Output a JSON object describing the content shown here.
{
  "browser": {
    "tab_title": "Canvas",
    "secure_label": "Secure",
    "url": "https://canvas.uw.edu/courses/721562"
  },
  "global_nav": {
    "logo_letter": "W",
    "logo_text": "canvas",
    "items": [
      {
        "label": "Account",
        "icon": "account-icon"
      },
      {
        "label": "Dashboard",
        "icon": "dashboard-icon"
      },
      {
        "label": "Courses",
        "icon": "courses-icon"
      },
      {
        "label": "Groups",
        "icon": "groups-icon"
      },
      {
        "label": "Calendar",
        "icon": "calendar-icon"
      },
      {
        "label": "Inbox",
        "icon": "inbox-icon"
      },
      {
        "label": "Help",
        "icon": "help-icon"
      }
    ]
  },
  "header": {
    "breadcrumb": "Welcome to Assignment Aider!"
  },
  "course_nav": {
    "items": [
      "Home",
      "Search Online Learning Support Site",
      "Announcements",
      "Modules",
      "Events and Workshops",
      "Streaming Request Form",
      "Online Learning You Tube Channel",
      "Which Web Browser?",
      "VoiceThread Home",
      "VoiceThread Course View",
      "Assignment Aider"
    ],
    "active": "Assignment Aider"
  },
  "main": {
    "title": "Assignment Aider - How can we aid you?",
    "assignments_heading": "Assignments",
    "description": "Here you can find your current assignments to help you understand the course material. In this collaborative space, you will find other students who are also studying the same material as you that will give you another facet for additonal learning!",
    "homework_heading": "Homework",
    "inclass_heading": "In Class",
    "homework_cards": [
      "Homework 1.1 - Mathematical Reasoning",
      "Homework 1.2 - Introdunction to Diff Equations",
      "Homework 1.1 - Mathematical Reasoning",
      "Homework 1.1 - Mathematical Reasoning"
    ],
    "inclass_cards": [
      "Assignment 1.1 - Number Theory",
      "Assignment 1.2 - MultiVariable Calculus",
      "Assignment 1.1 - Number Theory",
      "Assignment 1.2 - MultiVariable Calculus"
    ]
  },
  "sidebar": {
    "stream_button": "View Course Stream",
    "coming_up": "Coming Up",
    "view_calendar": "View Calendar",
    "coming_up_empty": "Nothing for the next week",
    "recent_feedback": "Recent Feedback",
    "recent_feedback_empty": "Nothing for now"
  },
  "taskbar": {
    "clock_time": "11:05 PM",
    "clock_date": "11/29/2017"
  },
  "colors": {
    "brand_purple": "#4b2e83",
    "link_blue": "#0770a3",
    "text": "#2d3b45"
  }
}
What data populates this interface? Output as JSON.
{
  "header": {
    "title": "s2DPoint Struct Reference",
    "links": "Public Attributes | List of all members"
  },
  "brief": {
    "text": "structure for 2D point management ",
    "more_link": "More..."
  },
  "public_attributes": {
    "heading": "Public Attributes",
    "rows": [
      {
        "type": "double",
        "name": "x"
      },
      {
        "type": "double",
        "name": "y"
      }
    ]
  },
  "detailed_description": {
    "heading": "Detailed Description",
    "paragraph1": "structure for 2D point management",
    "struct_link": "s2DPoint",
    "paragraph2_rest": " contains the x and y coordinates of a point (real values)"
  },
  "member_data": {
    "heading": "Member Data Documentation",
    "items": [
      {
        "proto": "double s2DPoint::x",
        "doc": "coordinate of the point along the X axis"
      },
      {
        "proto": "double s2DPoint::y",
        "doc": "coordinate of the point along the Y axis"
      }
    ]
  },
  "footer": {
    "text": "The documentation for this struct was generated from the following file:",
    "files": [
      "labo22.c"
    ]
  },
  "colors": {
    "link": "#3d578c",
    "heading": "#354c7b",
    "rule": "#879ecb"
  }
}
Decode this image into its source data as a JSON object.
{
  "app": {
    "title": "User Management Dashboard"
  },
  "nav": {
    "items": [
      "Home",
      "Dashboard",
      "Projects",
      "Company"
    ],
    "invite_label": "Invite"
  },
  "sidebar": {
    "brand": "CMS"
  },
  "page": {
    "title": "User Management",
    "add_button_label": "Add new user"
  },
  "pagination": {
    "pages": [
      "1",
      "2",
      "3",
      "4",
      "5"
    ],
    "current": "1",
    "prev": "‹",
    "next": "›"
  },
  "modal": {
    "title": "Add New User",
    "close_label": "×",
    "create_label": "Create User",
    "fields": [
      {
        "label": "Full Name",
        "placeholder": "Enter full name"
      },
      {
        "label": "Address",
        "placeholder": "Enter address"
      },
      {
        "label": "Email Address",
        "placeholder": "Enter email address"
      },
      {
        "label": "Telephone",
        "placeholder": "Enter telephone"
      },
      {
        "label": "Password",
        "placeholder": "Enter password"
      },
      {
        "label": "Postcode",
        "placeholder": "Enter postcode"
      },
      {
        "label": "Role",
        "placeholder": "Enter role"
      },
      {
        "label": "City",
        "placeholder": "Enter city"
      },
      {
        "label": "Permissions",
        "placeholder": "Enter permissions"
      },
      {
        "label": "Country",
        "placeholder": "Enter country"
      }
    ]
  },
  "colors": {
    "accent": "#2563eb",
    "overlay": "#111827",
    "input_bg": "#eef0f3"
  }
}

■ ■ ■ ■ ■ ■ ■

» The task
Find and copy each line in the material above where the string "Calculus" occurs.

» Written reply
      "Assignment 1.2 - MultiVariable Calculus",
      "Assignment 1.2 - MultiVariable Calculus"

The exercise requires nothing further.